[Source: W.P Carey School of Business, Arizona State University] — The global marketplace is a single, level playing field where competition has become a matter of survival of the fittest, according to Thomas L. Friedman in his best-selling book “The World Is Flat: A Brief History of the Twenty-First Century.” This new reality creates a different set of challenges for businesses, and it changes the rules for students, job-seekers, and the educational institutions charged with preparing them.
Counselors, teachers, and leaders from industry and the community recently met at a conference sponsored by ASU’s Center for Research on Education in Science, Mathematics, Engineering and Technology (CRESMET). The agenda: to discuss how educators and businesses must collaborate to prepare students for learning and career paths appropriate to Friedman’s flat world. Their observations are pointed at Arizona, but are instructive nationwide.

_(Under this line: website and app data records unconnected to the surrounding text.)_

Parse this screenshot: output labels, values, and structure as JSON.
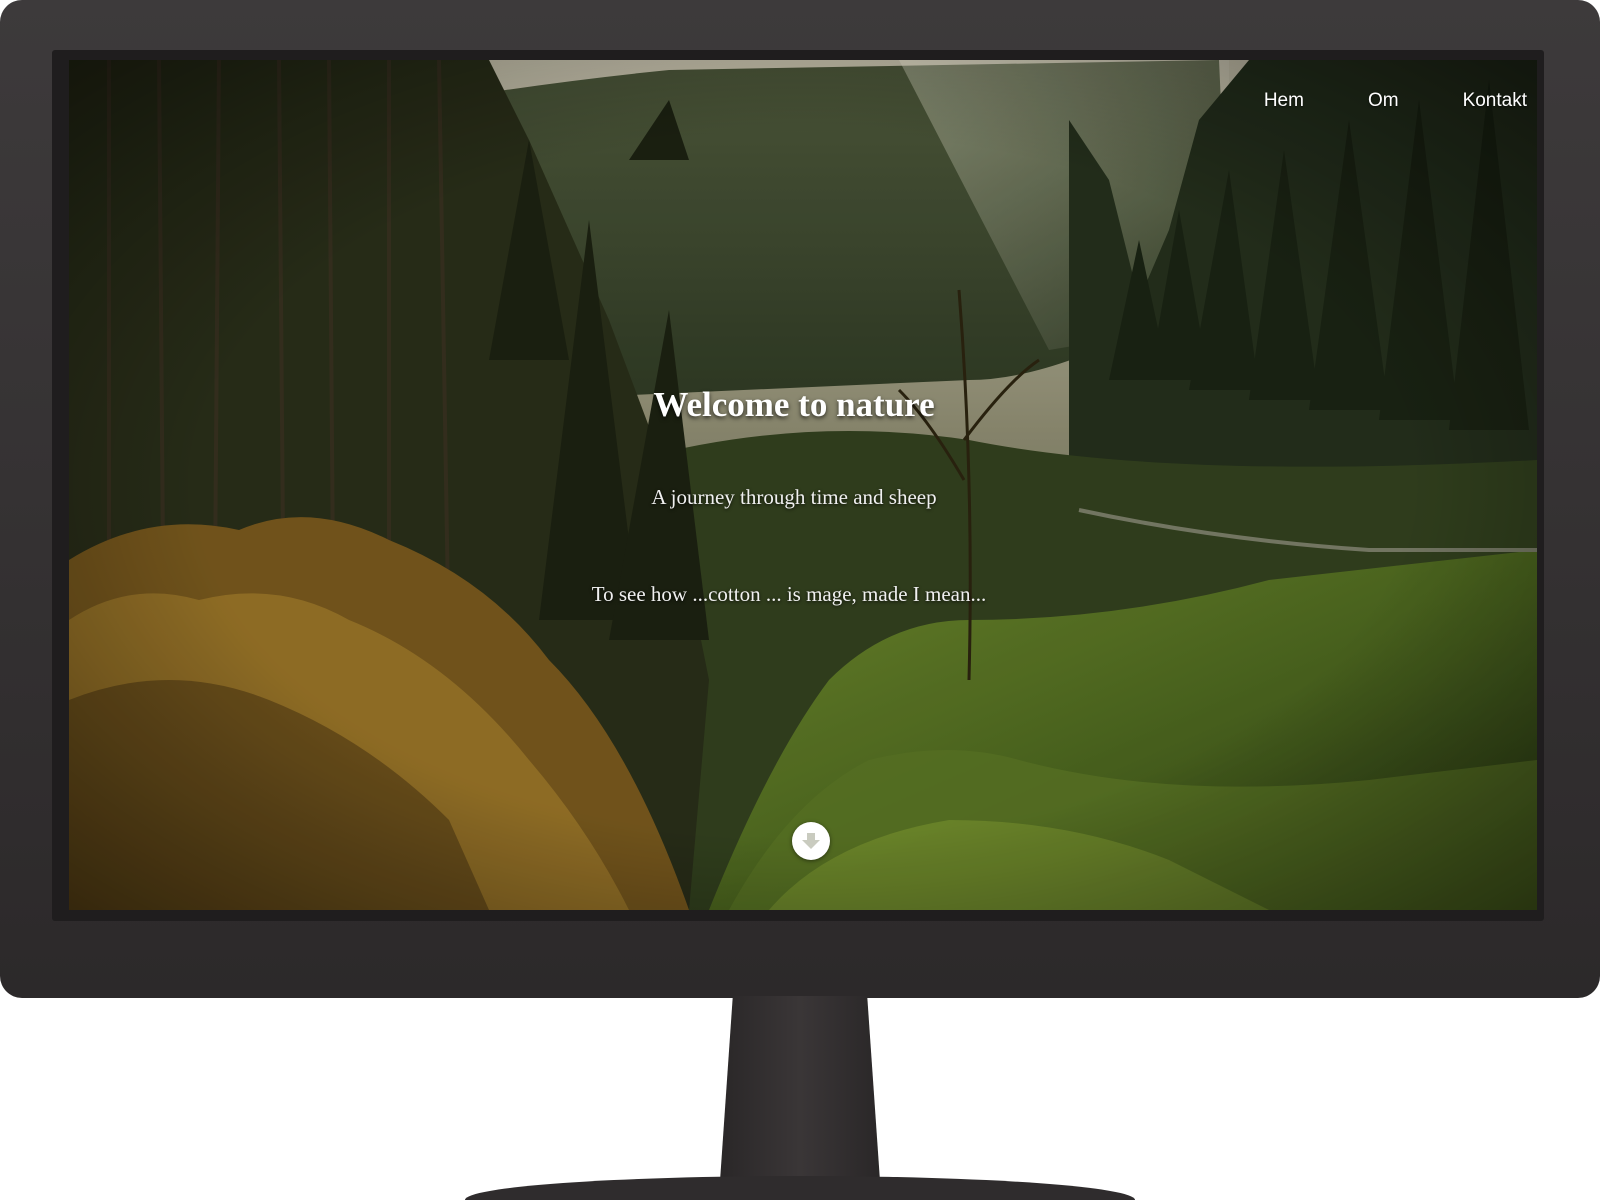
{
  "nav": {
    "items": [
      {
        "label": "Hem"
      },
      {
        "label": "Om"
      },
      {
        "label": "Kontakt"
      }
    ]
  },
  "hero": {
    "title": "Welcome to nature",
    "subtitle": "A journey through time and sheep",
    "text": "To see how ...cotton ... is mage, made I mean..."
  },
  "icons": {
    "scroll": "arrow-down-circle-icon"
  },
  "colors": {
    "monitor_frame": "#363334",
    "text": "#ffffff"
  }
}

“Math and science means business throughout Arizona,” says Dennis Hoffman, director of the Seidman Research Institute and Center for Competitiveness and Prosperity Research. “It is key to achieving economic prosperity throughout Arizona.” [Note: To read the full article, click here.]